Entries provided:
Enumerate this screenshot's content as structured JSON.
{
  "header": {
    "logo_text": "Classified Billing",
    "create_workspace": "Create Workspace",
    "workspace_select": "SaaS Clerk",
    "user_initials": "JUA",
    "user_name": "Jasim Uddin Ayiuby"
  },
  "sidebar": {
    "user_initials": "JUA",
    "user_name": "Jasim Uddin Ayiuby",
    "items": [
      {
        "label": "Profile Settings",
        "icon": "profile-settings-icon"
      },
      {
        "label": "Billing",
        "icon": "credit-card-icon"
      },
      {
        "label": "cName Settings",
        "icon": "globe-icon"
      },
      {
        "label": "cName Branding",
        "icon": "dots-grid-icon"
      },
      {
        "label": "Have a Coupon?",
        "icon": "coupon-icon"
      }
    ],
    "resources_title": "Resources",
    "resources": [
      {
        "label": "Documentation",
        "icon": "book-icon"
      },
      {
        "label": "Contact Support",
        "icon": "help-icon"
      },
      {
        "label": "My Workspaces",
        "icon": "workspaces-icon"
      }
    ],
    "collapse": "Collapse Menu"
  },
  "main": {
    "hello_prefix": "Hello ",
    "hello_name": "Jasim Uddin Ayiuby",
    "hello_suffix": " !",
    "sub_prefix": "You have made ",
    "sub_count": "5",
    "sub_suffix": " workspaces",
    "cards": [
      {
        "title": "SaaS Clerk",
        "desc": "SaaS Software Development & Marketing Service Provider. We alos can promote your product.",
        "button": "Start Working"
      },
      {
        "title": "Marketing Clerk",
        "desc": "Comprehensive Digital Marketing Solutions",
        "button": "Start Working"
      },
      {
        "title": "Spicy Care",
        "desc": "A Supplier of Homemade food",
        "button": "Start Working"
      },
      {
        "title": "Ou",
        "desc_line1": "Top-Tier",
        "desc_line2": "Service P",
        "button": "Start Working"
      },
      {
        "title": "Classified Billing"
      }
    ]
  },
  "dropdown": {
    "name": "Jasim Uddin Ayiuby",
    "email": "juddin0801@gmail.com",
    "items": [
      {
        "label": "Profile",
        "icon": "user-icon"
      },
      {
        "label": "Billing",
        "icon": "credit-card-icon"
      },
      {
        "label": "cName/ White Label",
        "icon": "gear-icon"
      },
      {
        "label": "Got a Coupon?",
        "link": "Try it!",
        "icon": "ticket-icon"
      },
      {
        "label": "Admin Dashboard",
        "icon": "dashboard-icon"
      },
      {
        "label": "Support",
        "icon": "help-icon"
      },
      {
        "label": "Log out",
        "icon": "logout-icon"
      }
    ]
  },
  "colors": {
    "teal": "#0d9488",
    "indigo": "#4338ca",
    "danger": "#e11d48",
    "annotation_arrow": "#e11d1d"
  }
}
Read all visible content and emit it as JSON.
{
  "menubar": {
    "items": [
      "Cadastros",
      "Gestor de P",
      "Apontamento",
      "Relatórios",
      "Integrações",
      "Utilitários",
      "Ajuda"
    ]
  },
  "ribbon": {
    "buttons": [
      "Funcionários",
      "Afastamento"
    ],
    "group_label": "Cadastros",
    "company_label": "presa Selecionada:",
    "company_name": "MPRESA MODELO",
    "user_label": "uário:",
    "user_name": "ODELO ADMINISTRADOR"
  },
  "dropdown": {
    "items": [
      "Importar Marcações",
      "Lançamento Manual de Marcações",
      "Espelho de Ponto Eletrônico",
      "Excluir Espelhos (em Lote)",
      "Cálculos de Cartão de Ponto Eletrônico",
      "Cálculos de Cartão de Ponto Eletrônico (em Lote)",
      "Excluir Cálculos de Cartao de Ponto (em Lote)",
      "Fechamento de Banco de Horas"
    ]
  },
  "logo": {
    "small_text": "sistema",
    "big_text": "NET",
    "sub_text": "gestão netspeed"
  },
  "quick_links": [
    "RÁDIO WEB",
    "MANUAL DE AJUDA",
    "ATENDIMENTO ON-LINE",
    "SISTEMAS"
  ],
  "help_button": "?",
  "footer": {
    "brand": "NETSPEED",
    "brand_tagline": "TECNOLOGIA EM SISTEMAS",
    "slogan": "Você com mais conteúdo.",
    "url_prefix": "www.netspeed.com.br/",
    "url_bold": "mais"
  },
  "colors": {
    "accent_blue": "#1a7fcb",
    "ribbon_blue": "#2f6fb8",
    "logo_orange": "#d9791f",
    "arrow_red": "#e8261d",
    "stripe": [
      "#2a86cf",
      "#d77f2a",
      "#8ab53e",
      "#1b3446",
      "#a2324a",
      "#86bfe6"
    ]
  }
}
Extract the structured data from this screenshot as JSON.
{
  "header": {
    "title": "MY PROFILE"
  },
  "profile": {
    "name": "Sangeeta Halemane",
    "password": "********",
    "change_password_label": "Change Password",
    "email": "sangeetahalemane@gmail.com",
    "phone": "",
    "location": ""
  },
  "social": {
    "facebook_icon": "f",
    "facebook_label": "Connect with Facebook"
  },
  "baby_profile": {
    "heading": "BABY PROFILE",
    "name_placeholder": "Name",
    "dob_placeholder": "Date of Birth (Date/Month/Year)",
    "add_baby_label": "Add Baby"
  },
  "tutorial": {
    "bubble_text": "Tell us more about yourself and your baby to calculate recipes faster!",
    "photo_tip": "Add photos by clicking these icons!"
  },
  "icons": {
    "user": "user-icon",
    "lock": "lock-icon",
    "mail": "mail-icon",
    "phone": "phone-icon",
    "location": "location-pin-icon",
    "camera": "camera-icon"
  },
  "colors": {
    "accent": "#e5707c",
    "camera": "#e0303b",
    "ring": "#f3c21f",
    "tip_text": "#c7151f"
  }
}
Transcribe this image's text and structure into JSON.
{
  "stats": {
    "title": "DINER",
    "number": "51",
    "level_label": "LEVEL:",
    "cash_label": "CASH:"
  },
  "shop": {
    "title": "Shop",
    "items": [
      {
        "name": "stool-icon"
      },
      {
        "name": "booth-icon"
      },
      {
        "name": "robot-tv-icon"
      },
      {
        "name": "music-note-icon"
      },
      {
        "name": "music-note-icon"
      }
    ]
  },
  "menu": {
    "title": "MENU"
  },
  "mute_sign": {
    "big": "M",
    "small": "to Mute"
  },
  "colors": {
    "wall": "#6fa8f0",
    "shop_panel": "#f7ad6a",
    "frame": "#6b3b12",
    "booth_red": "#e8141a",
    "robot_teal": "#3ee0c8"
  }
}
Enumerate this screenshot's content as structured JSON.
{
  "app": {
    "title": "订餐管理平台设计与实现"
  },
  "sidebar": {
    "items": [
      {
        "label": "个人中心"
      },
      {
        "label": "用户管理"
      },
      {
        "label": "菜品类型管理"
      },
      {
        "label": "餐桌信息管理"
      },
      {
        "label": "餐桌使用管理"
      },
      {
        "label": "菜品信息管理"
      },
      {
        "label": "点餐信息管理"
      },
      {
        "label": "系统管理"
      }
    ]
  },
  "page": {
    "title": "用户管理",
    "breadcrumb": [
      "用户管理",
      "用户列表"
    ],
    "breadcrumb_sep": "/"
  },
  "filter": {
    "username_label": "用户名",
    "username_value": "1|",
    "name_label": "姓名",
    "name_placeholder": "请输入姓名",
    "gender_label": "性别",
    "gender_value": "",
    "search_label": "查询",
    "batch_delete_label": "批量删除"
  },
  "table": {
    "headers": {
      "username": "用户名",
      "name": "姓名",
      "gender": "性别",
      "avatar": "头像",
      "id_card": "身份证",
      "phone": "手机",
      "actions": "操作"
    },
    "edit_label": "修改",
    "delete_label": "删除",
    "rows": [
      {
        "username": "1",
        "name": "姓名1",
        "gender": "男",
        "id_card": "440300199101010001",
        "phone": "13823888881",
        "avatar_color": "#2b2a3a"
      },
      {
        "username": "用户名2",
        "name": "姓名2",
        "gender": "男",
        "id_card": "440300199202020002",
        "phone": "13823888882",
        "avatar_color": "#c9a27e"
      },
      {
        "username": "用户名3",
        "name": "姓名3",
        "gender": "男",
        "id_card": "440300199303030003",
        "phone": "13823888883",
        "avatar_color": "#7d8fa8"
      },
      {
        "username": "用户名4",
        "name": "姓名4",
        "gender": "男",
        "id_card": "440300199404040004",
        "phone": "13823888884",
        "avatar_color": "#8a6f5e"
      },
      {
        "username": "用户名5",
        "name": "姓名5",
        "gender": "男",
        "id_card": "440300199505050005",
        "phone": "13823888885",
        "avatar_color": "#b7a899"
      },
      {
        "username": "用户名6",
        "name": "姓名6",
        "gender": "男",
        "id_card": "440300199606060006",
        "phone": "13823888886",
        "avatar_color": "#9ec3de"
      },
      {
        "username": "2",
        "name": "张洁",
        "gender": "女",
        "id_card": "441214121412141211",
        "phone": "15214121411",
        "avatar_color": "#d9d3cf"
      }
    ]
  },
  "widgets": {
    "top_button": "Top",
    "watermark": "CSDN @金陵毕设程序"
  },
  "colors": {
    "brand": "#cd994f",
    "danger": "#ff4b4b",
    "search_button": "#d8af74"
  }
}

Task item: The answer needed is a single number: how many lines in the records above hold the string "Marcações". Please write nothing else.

Expected answer: 2